═════ PROVIDED ENTRIES ═════

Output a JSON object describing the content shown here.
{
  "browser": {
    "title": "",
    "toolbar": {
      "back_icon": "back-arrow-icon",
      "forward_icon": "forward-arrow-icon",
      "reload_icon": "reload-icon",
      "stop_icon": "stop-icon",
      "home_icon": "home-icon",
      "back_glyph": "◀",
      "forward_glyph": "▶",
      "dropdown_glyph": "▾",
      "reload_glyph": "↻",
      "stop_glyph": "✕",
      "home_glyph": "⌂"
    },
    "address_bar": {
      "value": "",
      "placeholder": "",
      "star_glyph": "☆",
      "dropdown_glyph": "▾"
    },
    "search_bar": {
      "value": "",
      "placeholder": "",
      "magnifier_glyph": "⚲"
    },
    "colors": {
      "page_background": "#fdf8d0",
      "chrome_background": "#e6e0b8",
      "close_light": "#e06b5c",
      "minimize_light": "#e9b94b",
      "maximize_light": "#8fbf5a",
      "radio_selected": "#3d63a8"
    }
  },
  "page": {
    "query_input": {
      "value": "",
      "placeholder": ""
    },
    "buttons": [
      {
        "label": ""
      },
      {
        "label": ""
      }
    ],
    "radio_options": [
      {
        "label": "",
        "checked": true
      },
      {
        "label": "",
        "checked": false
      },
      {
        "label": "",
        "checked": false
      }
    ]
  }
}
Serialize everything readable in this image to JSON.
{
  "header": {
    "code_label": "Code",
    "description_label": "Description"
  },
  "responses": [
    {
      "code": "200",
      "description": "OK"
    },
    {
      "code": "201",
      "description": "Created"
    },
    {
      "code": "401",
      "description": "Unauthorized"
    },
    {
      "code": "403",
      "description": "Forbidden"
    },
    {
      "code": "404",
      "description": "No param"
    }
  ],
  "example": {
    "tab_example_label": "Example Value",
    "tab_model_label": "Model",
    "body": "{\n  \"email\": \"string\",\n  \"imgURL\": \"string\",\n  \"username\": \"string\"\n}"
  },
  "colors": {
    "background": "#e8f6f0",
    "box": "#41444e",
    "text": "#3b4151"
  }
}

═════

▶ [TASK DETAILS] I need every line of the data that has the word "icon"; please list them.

▶ [WRITTEN RESPONSE]
      "back_icon": "back-arrow-icon",
      "forward_icon": "forward-arrow-icon",
      "reload_icon": "reload-icon",
      "stop_icon": "stop-icon",
      "home_icon": "home-icon",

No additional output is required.